START SUPPLIED MATERIAL
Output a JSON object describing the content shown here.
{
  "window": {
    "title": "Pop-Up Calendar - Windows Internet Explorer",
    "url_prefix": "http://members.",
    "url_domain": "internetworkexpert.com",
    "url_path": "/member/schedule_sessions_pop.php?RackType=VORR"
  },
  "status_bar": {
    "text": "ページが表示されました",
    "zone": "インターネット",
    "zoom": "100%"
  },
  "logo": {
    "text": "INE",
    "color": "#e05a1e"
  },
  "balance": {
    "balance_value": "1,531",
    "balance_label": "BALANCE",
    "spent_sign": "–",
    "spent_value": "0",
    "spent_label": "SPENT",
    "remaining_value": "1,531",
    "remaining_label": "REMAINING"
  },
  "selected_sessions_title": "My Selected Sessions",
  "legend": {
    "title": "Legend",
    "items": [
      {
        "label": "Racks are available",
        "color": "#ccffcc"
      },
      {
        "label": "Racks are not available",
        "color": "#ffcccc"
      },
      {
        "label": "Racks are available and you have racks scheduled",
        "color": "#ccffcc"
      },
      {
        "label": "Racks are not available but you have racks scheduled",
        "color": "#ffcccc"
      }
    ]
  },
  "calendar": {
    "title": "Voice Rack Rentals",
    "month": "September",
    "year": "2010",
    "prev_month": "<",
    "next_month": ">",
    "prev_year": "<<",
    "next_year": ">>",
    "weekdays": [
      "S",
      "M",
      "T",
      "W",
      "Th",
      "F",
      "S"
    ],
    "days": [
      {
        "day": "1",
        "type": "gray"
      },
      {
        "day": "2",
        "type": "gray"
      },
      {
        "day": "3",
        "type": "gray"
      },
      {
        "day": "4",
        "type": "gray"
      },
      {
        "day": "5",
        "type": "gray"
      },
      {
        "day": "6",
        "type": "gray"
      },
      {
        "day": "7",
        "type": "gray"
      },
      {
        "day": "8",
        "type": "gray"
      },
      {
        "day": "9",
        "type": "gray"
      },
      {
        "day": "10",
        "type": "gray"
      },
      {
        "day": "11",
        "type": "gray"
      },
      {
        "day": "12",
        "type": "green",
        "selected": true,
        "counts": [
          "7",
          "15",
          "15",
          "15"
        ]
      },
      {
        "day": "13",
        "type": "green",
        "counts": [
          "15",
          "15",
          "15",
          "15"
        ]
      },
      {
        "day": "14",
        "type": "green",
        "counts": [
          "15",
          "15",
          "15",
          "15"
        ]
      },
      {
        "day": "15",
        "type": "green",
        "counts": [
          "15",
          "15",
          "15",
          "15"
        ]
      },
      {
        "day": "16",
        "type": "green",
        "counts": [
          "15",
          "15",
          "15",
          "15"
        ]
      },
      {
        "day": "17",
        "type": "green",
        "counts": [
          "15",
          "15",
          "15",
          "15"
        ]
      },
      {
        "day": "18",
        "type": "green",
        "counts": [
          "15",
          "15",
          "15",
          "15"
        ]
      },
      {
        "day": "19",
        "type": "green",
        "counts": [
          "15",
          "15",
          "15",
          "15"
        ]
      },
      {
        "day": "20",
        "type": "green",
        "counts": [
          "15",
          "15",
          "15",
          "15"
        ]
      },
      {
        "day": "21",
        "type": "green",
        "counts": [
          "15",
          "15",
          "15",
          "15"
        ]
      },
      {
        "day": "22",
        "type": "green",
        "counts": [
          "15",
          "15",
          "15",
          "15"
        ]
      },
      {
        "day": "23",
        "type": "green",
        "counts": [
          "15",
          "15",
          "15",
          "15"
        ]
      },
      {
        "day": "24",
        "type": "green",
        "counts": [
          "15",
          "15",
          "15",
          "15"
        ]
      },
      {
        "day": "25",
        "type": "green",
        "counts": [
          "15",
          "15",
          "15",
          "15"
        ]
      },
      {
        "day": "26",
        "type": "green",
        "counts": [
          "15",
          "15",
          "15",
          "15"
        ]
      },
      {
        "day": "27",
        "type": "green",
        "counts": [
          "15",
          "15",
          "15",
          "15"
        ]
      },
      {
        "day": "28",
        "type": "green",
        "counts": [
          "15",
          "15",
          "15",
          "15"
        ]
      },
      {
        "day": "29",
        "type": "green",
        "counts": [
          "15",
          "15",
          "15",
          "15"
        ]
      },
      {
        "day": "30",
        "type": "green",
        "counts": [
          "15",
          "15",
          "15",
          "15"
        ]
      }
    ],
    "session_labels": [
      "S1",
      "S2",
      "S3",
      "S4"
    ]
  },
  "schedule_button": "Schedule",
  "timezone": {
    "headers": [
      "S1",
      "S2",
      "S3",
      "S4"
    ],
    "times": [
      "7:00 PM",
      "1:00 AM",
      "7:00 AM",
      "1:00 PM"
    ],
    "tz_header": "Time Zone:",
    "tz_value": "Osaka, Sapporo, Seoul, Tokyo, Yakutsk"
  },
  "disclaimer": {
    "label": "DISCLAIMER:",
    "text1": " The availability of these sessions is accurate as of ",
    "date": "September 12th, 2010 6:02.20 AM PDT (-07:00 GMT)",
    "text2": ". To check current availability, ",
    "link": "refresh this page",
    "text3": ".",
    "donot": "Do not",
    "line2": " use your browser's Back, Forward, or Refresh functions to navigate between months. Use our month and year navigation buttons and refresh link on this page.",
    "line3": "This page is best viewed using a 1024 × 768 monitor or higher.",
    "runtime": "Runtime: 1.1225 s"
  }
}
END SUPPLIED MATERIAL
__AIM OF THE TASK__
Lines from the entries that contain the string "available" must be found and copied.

__RESPONSE TO THIS EXERCISE__
        "label": "Racks are available",
        "label": "Racks are not available",
        "label": "Racks are available and you have racks scheduled",
        "label": "Racks are not available but you have racks scheduled",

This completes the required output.